The Bible is much more than another religious resource. Second Timothy 3:16 says, “All Scripture is God-breathed and is useful for teaching, rebuking, correcting, and training in righteousness” (niv). God-breathed? This means that God breathed life into it. While you might be strengthened by the concepts and illustrations presented in contemporary books, you read the Bible to learn directly from your heavenly Father. He gave it to you to teach and encourage you as you grow in your new faith.
For many new Christians, the Bible doesn’t seem “reader friendly.” So many pages! they complain. So many names that are impossible to pronounce! They assume that the obvious place to begin their study is with the phrase “In the beginning….” They think—wrongly so—that they are expected to absorb the Bible in sequence, from Genesis to Revelation.
First: The Gospels
While the whole Bible is important in the life and growth of the individual, the gospels constitute the primary lens through which the believer views the entire Bible. Since this is so, as a new Christian, consider beginning with Matthew, Mark, Luke, and John. Start with them, but not necessarily in that order. Choose Mark as your first reading assignment because it is written as a narrative, is full of action, and is simpler and more direct than the other three. It vividly tells the story of Jesus.
Read the entire Book of Mark at one sitting. This will take about an hour and a quarter if you read it aloud and much less if you read it silently. After Mark, work your way through Luke and notice how the author stresses the availability of salvation for all people. Read Matthew next and be aware of the emphasis on Jesus as a teacher. Finally, in John, you’ll recognize the seven signs that point to Jesus as the Son of God.

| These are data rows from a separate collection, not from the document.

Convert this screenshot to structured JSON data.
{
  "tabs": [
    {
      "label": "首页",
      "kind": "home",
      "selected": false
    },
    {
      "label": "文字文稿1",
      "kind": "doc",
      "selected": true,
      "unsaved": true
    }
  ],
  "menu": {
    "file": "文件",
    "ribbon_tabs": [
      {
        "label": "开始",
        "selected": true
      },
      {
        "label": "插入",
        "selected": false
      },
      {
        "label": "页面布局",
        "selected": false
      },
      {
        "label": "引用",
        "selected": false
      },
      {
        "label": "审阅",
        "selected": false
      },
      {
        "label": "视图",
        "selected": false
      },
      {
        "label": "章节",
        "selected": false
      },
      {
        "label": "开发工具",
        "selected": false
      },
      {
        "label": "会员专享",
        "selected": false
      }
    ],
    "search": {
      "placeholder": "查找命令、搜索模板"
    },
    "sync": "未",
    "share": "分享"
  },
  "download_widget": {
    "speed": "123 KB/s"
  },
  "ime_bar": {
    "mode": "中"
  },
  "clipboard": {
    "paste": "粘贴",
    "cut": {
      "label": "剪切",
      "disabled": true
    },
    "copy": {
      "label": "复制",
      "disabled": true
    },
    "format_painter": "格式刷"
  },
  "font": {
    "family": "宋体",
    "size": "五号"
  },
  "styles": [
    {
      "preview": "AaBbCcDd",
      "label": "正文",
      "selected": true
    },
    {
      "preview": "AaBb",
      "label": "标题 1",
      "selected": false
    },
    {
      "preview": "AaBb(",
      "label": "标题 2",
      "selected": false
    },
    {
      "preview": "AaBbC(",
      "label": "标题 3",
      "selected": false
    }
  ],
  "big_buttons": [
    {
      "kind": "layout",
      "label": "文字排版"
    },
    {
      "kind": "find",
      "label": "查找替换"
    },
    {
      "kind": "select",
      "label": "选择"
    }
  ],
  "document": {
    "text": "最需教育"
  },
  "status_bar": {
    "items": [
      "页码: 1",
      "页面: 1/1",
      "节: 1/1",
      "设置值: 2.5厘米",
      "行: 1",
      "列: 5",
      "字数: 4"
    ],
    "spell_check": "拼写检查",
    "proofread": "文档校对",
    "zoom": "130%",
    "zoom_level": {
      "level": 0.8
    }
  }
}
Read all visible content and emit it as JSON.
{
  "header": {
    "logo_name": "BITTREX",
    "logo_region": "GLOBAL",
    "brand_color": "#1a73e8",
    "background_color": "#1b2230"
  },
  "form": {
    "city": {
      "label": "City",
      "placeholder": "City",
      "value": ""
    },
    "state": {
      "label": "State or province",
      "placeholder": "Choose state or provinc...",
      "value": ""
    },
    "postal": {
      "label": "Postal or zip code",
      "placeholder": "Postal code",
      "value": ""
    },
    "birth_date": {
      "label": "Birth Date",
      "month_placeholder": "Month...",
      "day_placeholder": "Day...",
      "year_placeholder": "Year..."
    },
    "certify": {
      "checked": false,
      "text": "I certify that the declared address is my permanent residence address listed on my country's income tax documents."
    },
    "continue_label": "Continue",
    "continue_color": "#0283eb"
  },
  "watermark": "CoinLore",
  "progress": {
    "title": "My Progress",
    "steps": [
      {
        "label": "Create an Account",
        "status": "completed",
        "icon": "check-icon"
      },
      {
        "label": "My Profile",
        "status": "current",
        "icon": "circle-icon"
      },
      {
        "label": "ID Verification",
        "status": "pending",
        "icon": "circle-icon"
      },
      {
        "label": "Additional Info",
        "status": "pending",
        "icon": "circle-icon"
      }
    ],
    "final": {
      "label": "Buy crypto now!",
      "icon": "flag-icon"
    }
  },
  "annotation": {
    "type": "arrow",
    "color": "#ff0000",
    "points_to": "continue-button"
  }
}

As you continue your reading program, select the shorter letters written by Paul, such as Ephesians and Philippians, and then read the opening eight chapters of Romans. By this time you will be familiar enough with the New Testament to make your own selections. Before long, you’ll be ready to turn to Genesis and learn what it was like “In the beginning….”